Jarvez Hall grows prospects in culturally diverse region

Beverly Corbell | 10/2/2018, 2:41 p.m.
East Multnomah County is one of the most culturally diverse areas in the state, and also one of the poorest. ...
Jarvez Hall, executive director of the nonprofit East Metro Economic Alliance, works to fight poverty and grow businesses opportunities in culturally diverse east Multnomah County, including the cities of Gresham, Troutdale, Wood Village and Fairview. Photo by Danny Peterson

East Multnomah County is one of the most culturally diverse areas in the state, and also one of the poorest.

According to a recent report by WorkSource Portland Metro, full-time workers living in East Multnomah County earn 68 percent less than those to the west of 82nd Avenue and have the highest concentration of poverty in the entire state. Child poverty in East Portland and Gresham is 26 percent, while the rate is only 4 percent for neighborhoods on the west side of the Willamette River.
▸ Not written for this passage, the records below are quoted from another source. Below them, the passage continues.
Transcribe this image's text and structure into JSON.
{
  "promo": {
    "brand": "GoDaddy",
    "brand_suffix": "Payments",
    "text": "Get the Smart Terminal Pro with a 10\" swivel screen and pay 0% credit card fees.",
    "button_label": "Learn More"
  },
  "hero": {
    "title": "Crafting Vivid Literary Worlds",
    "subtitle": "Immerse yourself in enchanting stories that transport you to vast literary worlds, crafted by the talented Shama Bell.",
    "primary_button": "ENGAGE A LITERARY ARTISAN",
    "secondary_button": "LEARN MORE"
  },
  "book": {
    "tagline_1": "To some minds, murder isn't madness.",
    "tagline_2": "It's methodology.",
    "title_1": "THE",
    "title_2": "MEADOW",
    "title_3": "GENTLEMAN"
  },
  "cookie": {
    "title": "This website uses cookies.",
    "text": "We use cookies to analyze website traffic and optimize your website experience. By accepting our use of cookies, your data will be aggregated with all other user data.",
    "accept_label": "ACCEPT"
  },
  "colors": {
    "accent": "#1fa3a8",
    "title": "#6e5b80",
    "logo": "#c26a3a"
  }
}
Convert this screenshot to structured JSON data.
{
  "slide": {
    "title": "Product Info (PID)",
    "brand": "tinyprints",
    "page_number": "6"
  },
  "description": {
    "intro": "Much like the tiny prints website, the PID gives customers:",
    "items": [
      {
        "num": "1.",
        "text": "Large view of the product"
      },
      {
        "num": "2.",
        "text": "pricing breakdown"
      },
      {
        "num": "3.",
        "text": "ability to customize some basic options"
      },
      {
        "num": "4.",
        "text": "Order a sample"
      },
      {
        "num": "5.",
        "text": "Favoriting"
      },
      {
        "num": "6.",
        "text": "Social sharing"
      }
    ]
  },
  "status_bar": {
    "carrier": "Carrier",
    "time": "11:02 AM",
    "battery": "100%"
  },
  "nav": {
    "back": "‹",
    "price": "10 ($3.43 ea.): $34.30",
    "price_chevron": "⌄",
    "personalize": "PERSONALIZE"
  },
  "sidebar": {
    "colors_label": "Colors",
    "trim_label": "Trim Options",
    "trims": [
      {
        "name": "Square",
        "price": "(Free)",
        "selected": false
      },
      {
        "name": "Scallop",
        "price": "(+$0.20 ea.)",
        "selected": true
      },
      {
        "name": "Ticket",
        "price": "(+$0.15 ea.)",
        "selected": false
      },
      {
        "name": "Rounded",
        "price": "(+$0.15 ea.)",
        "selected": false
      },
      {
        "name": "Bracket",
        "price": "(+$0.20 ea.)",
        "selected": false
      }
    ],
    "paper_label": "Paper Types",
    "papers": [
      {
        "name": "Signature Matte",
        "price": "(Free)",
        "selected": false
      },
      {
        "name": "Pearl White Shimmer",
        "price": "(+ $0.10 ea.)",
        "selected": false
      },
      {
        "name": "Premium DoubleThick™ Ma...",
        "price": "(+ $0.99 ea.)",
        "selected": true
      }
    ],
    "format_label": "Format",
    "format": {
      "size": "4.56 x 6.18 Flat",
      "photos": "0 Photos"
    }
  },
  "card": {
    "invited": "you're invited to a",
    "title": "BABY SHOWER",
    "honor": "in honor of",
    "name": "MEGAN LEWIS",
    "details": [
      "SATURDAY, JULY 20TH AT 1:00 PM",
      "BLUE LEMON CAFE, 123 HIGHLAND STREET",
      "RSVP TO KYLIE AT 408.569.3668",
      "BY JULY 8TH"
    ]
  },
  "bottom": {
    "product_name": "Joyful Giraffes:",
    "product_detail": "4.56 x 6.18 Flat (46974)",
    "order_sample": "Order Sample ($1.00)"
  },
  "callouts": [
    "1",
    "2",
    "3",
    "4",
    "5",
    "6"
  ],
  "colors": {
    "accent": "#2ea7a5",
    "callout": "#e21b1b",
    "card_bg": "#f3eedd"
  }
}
That reality has been the impetus behind push by the nonprofit East Metro Economic Alliance (EMEA) to transform the east county area by coordinating economic development with East Portland as well as the four cities that comprise the eastern end of the county – Gresham, Wood Village, Fairview and Troutdale.

Jarvez Hall, executive director of the alliance, said there are already dramatic job and business developments that promise progress, including the Port of Portland’s Gresham Vista Business Park, as well as Rockwood Rising, a large mixed-use development by the city of Gresham at a former Fred Meyer site. He said area governments, nonprofits and business entities have worked to advance the area economically.

“A lot of people don’t think that we make stuff, but actually in the east metro area, manufacturing is the single largest industry,” he said. “We have some large manufacturers there, like Microchip, and we have a lot of fab and prefab manufacturing. The Subaru plant, a distribution center for parts, just came on line and De Beers (Group) is actually going to manufacture (synthetic) diamonds out in Gresham. They just had a groundbreaking at the Vista Park.”

But coordinating future efforts between the many economic development entities in the region can have an even greater effect, says Hall, and could potentially have even more impact.

To that end, in the fall of 2017, Hall approached Dr. Sheila Martin of Portland State University’s Institute of Portland Metropolitan Studies, and Steven Ames, principle at NXT Consulting Group, to research, design and lead efforts with East County business and community leaders to look in-depth at the future of the area’s economic prospects.

The end result — which is really a beginning — was the first East Metro Economic Prosperity Forum held in May where an 18-page report was presented on the research by Martin and Ames, which was conducted with the help of graduate students.

The report “spoke to the needs of the area,” Hall said, and included demographics, housing, entrepreneurship and industry, work force education, transportation and land use.

According to the report, the four cities in East County are expected to grow by 19,000 new residents with an additional 28,000 new jobs by 2040. The forum is an effort to develop a strategic framework for economic development in the area, and the report states that its purpose is to promote a “collaborative, proactive approach in shaping the area’s long-term economic future.”

U.S. Rep. Earl Blumenauer, D-Portland, opened the forum, and speakers included Hall, as well as presentations by Ames and Martin on the results of their research. Forum participants then attended breakout sessions on the forum’s four focus areas. The sessions were rounded out with participants answering questions about the four areas from their perspective. Later in the forum, participants identified their top priorities for each focus area.